- Gerald Jones, MP for Merthyr Tydfil and Rhymney, demands UK Government give fairer share of pension scheme profits to ex-miners
- In 1990s Government agreed 50/50 share of miners’ pension fund surplus in exchange for acting as pension scheme guarantor
- Government has since collected £4.4 billion from the arrangement, while average scheme payment to ex-miners is £84 per week
- MP calls for Government to review 50/50 sharing arrangements immediately and do right by thousands of ex-miners living in poverty
- Hundreds of former miners in Merthyr Tydfil/Upper Rhymney Valley affected by pension fund surplus sharing arrangements – changed from 70/30 to 50/50 in 1994
Gerald Jones, MP for Merthyr Tydfil and Rhymney, urged the UK Government to commit to an immediate review of the Mineworkers’ Pension Scheme (MPS).
In a House of Commons debate on 11 June 2019, Gerald Jones spoke alongside other MPs to call for the Government to review the sharing arrangements for the MPS fund surplus, currently set at 50/50 between the Government and the miners since 1994, when British Coal was privatised.
Although the Government has not paid any money into the pension scheme since 1987, the current sharing arrangements have seen the Government collect £4.4 billion from the sharing arrangements, while the average payment from the pension scheme to retired miners is just £84 per week.
Many ex-miners across South Wales and the UK are currently living in poverty, and Gerald Jones demanded that the Government act now to “address the injustice and unfairness felt by thousands of former miners”.
Gerald Jones, MP for Merthyr Tydfil and Rhymney, said: “It seems grossly unfair that miners are receiving an average pension of £84 per week—in some cases, a lot less.

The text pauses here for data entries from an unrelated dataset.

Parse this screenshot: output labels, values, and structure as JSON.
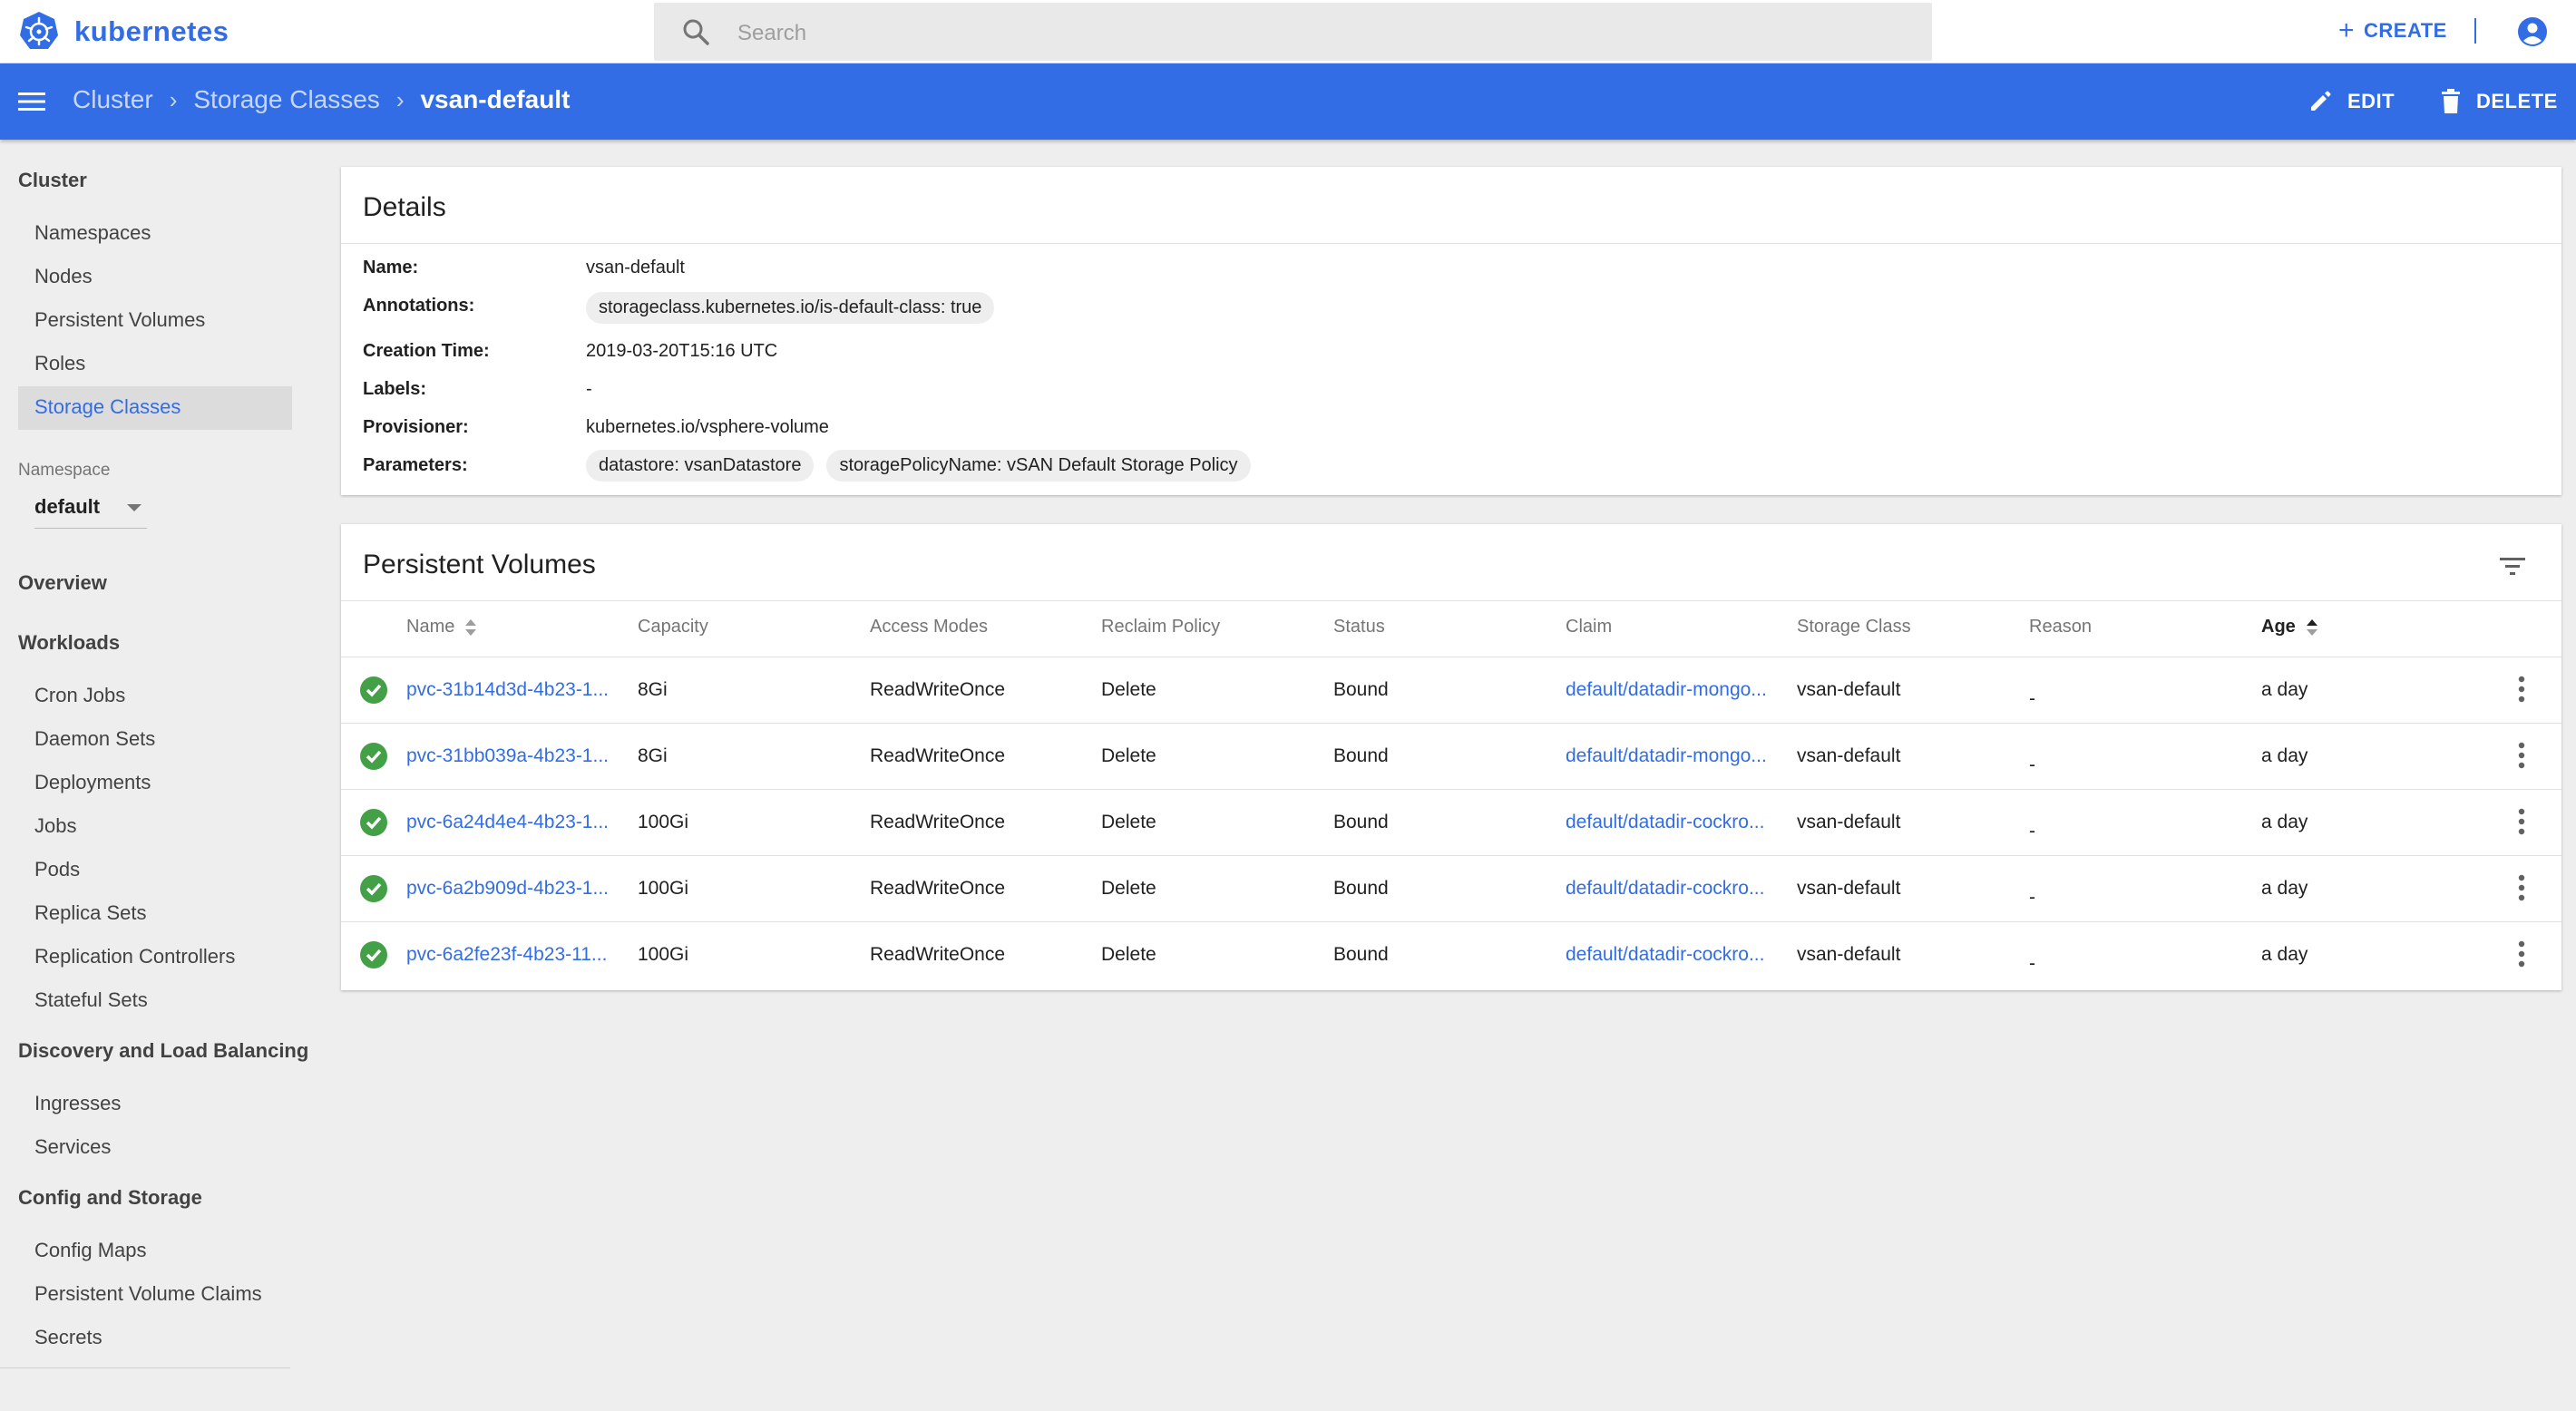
{
  "app": {
    "brand": "kubernetes"
  },
  "search": {
    "placeholder": "Search"
  },
  "topbar": {
    "create_label": "CREATE"
  },
  "breadcrumb": [
    "Cluster",
    "Storage Classes",
    "vsan-default"
  ],
  "header_actions": {
    "edit_label": "EDIT",
    "delete_label": "DELETE"
  },
  "sidebar": {
    "cluster_heading": "Cluster",
    "cluster_items": [
      "Namespaces",
      "Nodes",
      "Persistent Volumes",
      "Roles",
      "Storage Classes"
    ],
    "active_item": "Storage Classes",
    "namespace_label": "Namespace",
    "namespace_value": "default",
    "overview": "Overview",
    "workloads_heading": "Workloads",
    "workloads_items": [
      "Cron Jobs",
      "Daemon Sets",
      "Deployments",
      "Jobs",
      "Pods",
      "Replica Sets",
      "Replication Controllers",
      "Stateful Sets"
    ],
    "discovery_heading": "Discovery and Load Balancing",
    "discovery_items": [
      "Ingresses",
      "Services"
    ],
    "config_heading": "Config and Storage",
    "config_items": [
      "Config Maps",
      "Persistent Volume Claims",
      "Secrets"
    ]
  },
  "details": {
    "title": "Details",
    "name_label": "Name:",
    "name_value": "vsan-default",
    "annotations_label": "Annotations:",
    "annotations": [
      "storageclass.kubernetes.io/is-default-class:  true"
    ],
    "creation_label": "Creation Time:",
    "creation_value": "2019-03-20T15:16 UTC",
    "labels_label": "Labels:",
    "labels_value": "-",
    "provisioner_label": "Provisioner:",
    "provisioner_value": "kubernetes.io/vsphere-volume",
    "parameters_label": "Parameters:",
    "parameters": [
      "datastore: vsanDatastore",
      "storagePolicyName: vSAN Default Storage Policy"
    ]
  },
  "persistent_volumes": {
    "title": "Persistent Volumes",
    "columns": [
      "Name",
      "Capacity",
      "Access Modes",
      "Reclaim Policy",
      "Status",
      "Claim",
      "Storage Class",
      "Reason",
      "Age"
    ],
    "rows": [
      {
        "name": "pvc-31b14d3d-4b23-1...",
        "capacity": "8Gi",
        "access": "ReadWriteOnce",
        "reclaim": "Delete",
        "status": "Bound",
        "claim": "default/datadir-mongo...",
        "storage_class": "vsan-default",
        "reason": "-",
        "age": "a day"
      },
      {
        "name": "pvc-31bb039a-4b23-1...",
        "capacity": "8Gi",
        "access": "ReadWriteOnce",
        "reclaim": "Delete",
        "status": "Bound",
        "claim": "default/datadir-mongo...",
        "storage_class": "vsan-default",
        "reason": "-",
        "age": "a day"
      },
      {
        "name": "pvc-6a24d4e4-4b23-1...",
        "capacity": "100Gi",
        "access": "ReadWriteOnce",
        "reclaim": "Delete",
        "status": "Bound",
        "claim": "default/datadir-cockro...",
        "storage_class": "vsan-default",
        "reason": "-",
        "age": "a day"
      },
      {
        "name": "pvc-6a2b909d-4b23-1...",
        "capacity": "100Gi",
        "access": "ReadWriteOnce",
        "reclaim": "Delete",
        "status": "Bound",
        "claim": "default/datadir-cockro...",
        "storage_class": "vsan-default",
        "reason": "-",
        "age": "a day"
      },
      {
        "name": "pvc-6a2fe23f-4b23-11...",
        "capacity": "100Gi",
        "access": "ReadWriteOnce",
        "reclaim": "Delete",
        "status": "Bound",
        "claim": "default/datadir-cockro...",
        "storage_class": "vsan-default",
        "reason": "-",
        "age": "a day"
      }
    ]
  },
  "colors": {
    "accent": "#326de6",
    "success": "#43a047",
    "background": "#eeeeee"
  }
}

If we contrast this with the £4.4 billion the Government have received, it is hard—in fact, nigh-on impossible—to justify. It is indeed, as others have mentioned, a disgrace.

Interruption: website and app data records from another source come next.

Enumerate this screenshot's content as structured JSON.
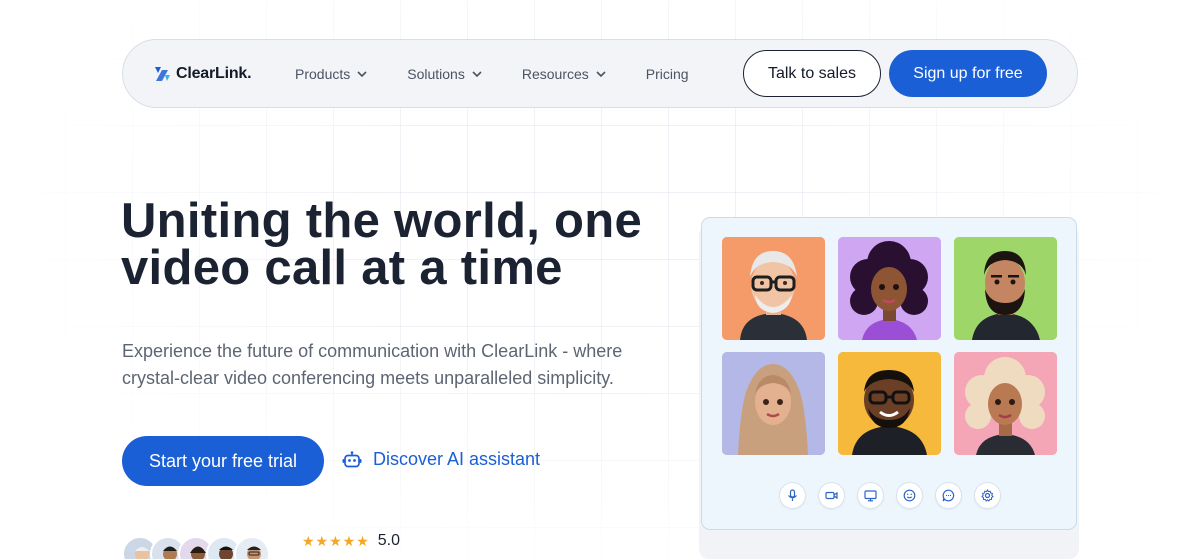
{
  "brand": {
    "name": "ClearLink.",
    "accent": "#1b5fd6"
  },
  "nav": {
    "items": [
      {
        "label": "Products",
        "has_dropdown": true
      },
      {
        "label": "Solutions",
        "has_dropdown": true
      },
      {
        "label": "Resources",
        "has_dropdown": true
      },
      {
        "label": "Pricing",
        "has_dropdown": false
      }
    ],
    "talk_to_sales": "Talk to sales",
    "sign_up": "Sign up for free"
  },
  "hero": {
    "title_line1": "Uniting the world, one",
    "title_line2": "video call at a time",
    "subtitle_line1": "Experience the future of communication with ClearLink - where",
    "subtitle_line2": "crystal-clear video conferencing meets unparalleled simplicity.",
    "cta_primary": "Start your free trial",
    "cta_secondary": "Discover AI assistant"
  },
  "social_proof": {
    "stars": "★★★★★",
    "rating": "5.0"
  },
  "video_panel": {
    "participants": [
      {
        "name": "participant-elder-man",
        "bg": "#f59b6a"
      },
      {
        "name": "participant-curly-woman",
        "bg": "#cfa6f2"
      },
      {
        "name": "participant-bearded-man",
        "bg": "#9ed66a"
      },
      {
        "name": "participant-hijab-woman",
        "bg": "#b3b8e6"
      },
      {
        "name": "participant-glasses-man",
        "bg": "#f7b93c"
      },
      {
        "name": "participant-blonde-woman",
        "bg": "#f4a6b7"
      }
    ],
    "controls": [
      "mic-icon",
      "camera-icon",
      "screen-share-icon",
      "emoji-icon",
      "chat-icon",
      "settings-icon"
    ]
  }
}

“It is certainly not fair, as the Government have not had to contribute anything to the pension scheme. They must have made far more money than was ever forecast to be the case. It is therefore time for a review.”

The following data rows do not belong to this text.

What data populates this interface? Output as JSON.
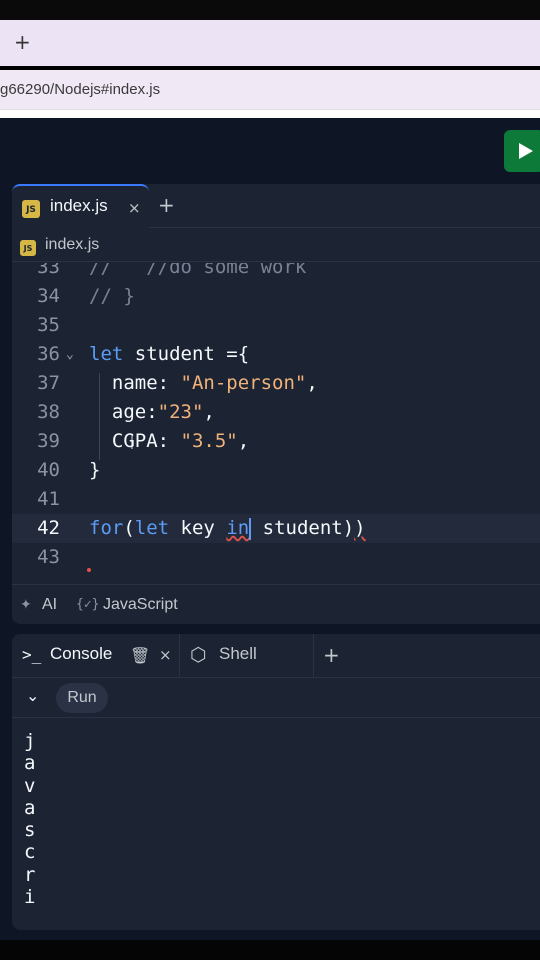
{
  "browser": {
    "new_tab_label": "+",
    "url": "g66290/Nodejs#index.js"
  },
  "editor": {
    "tab_label": "index.js",
    "tab_close": "×",
    "tab_add": "+",
    "breadcrumb": "index.js",
    "file_badge": "JS"
  },
  "status": {
    "ai_label": "AI",
    "language": "JavaScript"
  },
  "console": {
    "console_label": "Console",
    "shell_label": "Shell",
    "run_label": "Run",
    "output": [
      "j",
      "a",
      "v",
      "a",
      "s",
      "c",
      "r",
      "i"
    ]
  },
  "colors": {
    "keyword": "#5c9cf5",
    "string": "#f0b27a",
    "comment": "#7a8294",
    "run_button": "#0d7a3a",
    "panel_bg": "#1c2333",
    "app_bg": "#0e1525"
  },
  "code_lines": [
    {
      "n": "33",
      "tokens": [
        {
          "t": "//   //do some work",
          "c": "comment"
        }
      ]
    },
    {
      "n": "34",
      "tokens": [
        {
          "t": "// }",
          "c": "comment"
        }
      ]
    },
    {
      "n": "35",
      "tokens": []
    },
    {
      "n": "36",
      "fold": true,
      "tokens": [
        {
          "t": "let",
          "c": "kw"
        },
        {
          "t": " student ={",
          "c": "plain"
        }
      ]
    },
    {
      "n": "37",
      "tokens": [
        {
          "t": "  name: ",
          "c": "plain"
        },
        {
          "t": "\"An-person\"",
          "c": "str"
        },
        {
          "t": ",",
          "c": "plain"
        }
      ]
    },
    {
      "n": "38",
      "tokens": [
        {
          "t": "  age:",
          "c": "plain"
        },
        {
          "t": "\"23\"",
          "c": "str"
        },
        {
          "t": ",",
          "c": "plain"
        }
      ]
    },
    {
      "n": "39",
      "tokens": [
        {
          "t": "  CGPA: ",
          "c": "plain"
        },
        {
          "t": "\"3.5\"",
          "c": "str"
        },
        {
          "t": ",",
          "c": "plain"
        }
      ]
    },
    {
      "n": "40",
      "tokens": [
        {
          "t": "}",
          "c": "plain"
        }
      ]
    },
    {
      "n": "41",
      "tokens": []
    },
    {
      "n": "42",
      "active": true,
      "tokens": [
        {
          "t": "for",
          "c": "kw"
        },
        {
          "t": "(",
          "c": "plain"
        },
        {
          "t": "let",
          "c": "kw"
        },
        {
          "t": " key ",
          "c": "plain"
        },
        {
          "t": "in",
          "c": "kw-err"
        },
        {
          "t": "|",
          "c": "cursor"
        },
        {
          "t": " student)",
          "c": "plain"
        },
        {
          "t": ")",
          "c": "plain-err"
        }
      ]
    },
    {
      "n": "43",
      "tokens": []
    }
  ]
}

Responding on behalf of the Government during the debate, Minister for Business and Industry Andrew Stephenson would not commit to a review of the pension scheme, stating that while he supported the proposals for a review put forward by the pension scheme’s trustees, the decision over a review was one to be taken by the Treasury, which is currently analysing the six different proposals made by the trustees.